By the time you have finished lunch, I will have finished my classes for the semester! YAAAAY!
Well, there’s still finals. But small victories, small victories, right?
For one of my classes our final is to write a paper about a food fad. I’m thinking about titling mine, “The Rise and Fall of the On-the-Go Yogurt Empire.”
Anyone remember drinkable yogurt? Like Danimals? Do they still make those? I’ll be finding out! Also, remember Gogurt? I could never open those things without them squirting all over…
Update: you CAN still get Danimals, and they’ve been reformulated to contain 25% less sugar! (See this article) I infer this to mean that they are both healthier and a LOT less tasty than they were when I used to drink ‘em on the daily. PS strawberry banana with the monkey on it was the best.
So I’m actually kind of excited to do the research for that paper, but not the actual writing part because that involves comprehensible sentences. And I ain’t feeling that right now. <– Exhibit A
I just want it to be breaaaaak.
I hate to be wishing away time, but I’m just ready to be with my friends and family and wear cozy clothes 24/7 and read books and sip tea and start all of the shows that I didn’t have time to watch during the semester and also COOK COOK COOK/ EAT EAT EAT.
I am so ready, guys. I will do all of those things. In about a week.
But on a less melancholy note, let’s talk about biscuits, shall we?
Originally I switched most of the bread I eat to whole grain because of the health benefits—fiber that keeps your colon healthy and also lowers cholesterol, contributing to overall heart health, not to mention the LOADS of vitamins still naturally present.
However, now I just really like the taste and texture that whole grains add. They’re so hearty and rustic and comforting. Yum!
Since making the original Vegan Buttermilk Biscuits, I’ve been wanting to try a whole grain version. Let me just say they are DELICIOUS with rye flour! They’re still doughy and soft, but the flavors are so much deeper and more complex. A++++ to you, rye flour.
They would look super adorable with some caraway seeds sprinkled on top, but I’m a college student, and we don’t just go buying a whole container of caraway seeds for a little sprinkling. But I definitely recommend it if you’ve got some caraway seeds on hand!
The fun thing about baking with whole grains is that it’s totally customizable. Play around with the ratio of whole grain to white flour to find what you like best.
Going whole grain isn’t an all or nothing thing. You don’t have to get rid of all of the white flour in your recipes. As long as you add some 100 percent whole grain, you’re doing something positive for your diet and your health!
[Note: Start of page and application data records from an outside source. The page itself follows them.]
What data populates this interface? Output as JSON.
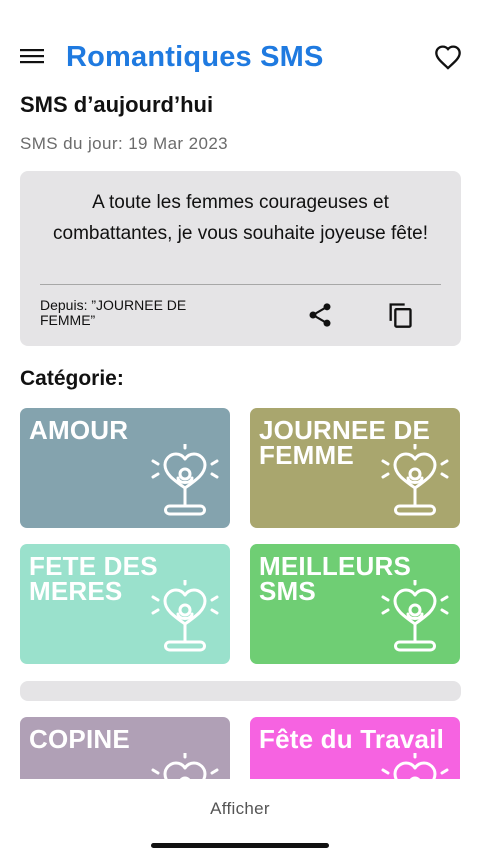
{
  "app": {
    "title": "Romantiques SMS",
    "brand_color": "#1f7ae0",
    "menu_icon": "hamburger-menu-icon",
    "favorite_icon": "heart-outline-icon"
  },
  "daily": {
    "section_title": "SMS d’aujourd’hui",
    "date_text": "SMS du jour: 19 Mar 2023",
    "message": "A toute les femmes courageuses et combattantes, je vous souhaite joyeuse fête!",
    "source": "Depuis: ”JOURNEE DE FEMME”",
    "share_icon": "share-icon",
    "copy_icon": "copy-icon"
  },
  "categories": {
    "title": "Catégorie:",
    "items": [
      {
        "label": "AMOUR",
        "color": "#84a3ae"
      },
      {
        "label": "JOURNEE DE FEMME",
        "color": "#a9a66e"
      },
      {
        "label": "FETE DES MERES",
        "color": "#9ae1cc"
      },
      {
        "label": "MEILLEURS SMS",
        "color": "#6fce74"
      },
      {
        "label": "COPINE",
        "color": "#b0a0b6"
      },
      {
        "label": "Fête du Travail",
        "color": "#f663e1"
      }
    ]
  },
  "bottom": {
    "show_label": "Afficher"
  }
}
And once you get more used to how whole grains taste, you can keep adjusting the ratio to include more and more whole grain four. Who knows, maybe soon you WILL be using predominantly whole grains!
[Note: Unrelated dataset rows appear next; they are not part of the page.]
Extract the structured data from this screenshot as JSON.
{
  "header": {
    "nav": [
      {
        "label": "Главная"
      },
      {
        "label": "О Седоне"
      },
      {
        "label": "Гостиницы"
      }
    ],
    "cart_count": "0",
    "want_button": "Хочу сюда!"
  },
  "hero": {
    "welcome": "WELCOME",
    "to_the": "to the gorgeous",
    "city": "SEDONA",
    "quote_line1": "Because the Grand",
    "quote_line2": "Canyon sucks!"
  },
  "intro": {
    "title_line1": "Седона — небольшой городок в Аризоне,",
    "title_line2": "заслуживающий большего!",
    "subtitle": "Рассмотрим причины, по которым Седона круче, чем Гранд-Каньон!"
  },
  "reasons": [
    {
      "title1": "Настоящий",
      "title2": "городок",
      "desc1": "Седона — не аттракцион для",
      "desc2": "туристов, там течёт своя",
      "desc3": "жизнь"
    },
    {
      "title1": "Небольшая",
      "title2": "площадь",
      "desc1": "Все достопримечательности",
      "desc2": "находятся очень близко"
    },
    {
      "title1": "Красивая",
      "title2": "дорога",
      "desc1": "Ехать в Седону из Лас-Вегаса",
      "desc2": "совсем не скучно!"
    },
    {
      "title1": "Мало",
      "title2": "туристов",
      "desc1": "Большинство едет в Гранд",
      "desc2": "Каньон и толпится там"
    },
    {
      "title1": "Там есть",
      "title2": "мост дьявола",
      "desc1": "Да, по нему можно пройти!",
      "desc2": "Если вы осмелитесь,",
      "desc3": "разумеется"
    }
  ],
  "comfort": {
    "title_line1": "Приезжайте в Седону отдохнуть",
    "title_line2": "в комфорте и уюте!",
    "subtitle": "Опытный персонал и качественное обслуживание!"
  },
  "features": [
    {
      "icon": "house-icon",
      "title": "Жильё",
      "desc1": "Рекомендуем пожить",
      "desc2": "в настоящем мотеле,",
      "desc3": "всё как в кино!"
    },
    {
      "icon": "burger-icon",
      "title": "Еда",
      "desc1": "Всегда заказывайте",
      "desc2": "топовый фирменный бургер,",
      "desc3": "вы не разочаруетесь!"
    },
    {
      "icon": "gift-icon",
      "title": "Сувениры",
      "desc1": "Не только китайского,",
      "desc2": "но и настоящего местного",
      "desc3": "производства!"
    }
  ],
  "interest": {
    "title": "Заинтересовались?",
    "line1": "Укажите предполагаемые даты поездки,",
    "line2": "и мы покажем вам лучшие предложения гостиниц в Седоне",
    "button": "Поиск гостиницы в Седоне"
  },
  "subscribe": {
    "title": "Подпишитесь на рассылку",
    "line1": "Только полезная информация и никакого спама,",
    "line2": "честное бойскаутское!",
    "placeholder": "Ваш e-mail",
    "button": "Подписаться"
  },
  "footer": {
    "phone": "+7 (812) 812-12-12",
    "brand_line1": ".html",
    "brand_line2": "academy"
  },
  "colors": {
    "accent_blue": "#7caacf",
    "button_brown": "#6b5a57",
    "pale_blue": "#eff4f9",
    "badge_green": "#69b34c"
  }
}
- 1 1/2 c. dark rye flour
- 1/2 c. white spelt flour (or sub all-purpose)*
- 1 tbsp. baking powder
- 1/2 tsp. baking soda
- 3/4 tsp. sea salt
- 4 tbsp. Earth Balance or coconut oil, NOT melted
- 1 c. unsweetened, plain almond milk + 1 tbsp. fresh lemon juice or vinegar
- Preheat oven to 450 degrees F (230 degrees C).
- Mix dry ingredients together in a large bowl.
- Add cold butter or unmelted coconut oil and use fingers or a pastry cutter to combine until only small pieces remain and the mixture looks like sand. Work quickly so the butter does not get too warm.
- Make a well in the dry ingredients and pour in the almond milk mixture 1/4 cup at a time, stirring with a wooden spoon. You may not need all of the milk mixture. Stir until just barely combined--it will be sticky.
- Turn onto a lightly floured surface, dust the top with a bit more flour, and then very gently turn the dough over on itself 5-6 times.
- Form into a 1-inch thick disc, handling as little as possible. Use a 1-inch thick dough cutter or a similarly shaped object with sharp edges and push down through the dough and twist slightly. Repeat and place biscuits on a baking sheet in two rows, making sure they just touch. This will help them rise uniformly. Gently reform the remaining dough and cut out one or two more biscuits. You should end up with 8-10 total.
- Brush the tops with a bit more melted butter if you wish, and gently press a small divot in the center of each biscuit using two fingers. This will prevent the tops from doming.
- Bake for 10-12 minutes or until fluffy and slightly golden.
- Feel free to alter the ratio of white to rye flour according to your tastes. Just make sure that the total amount of flour comes out to 2 cups.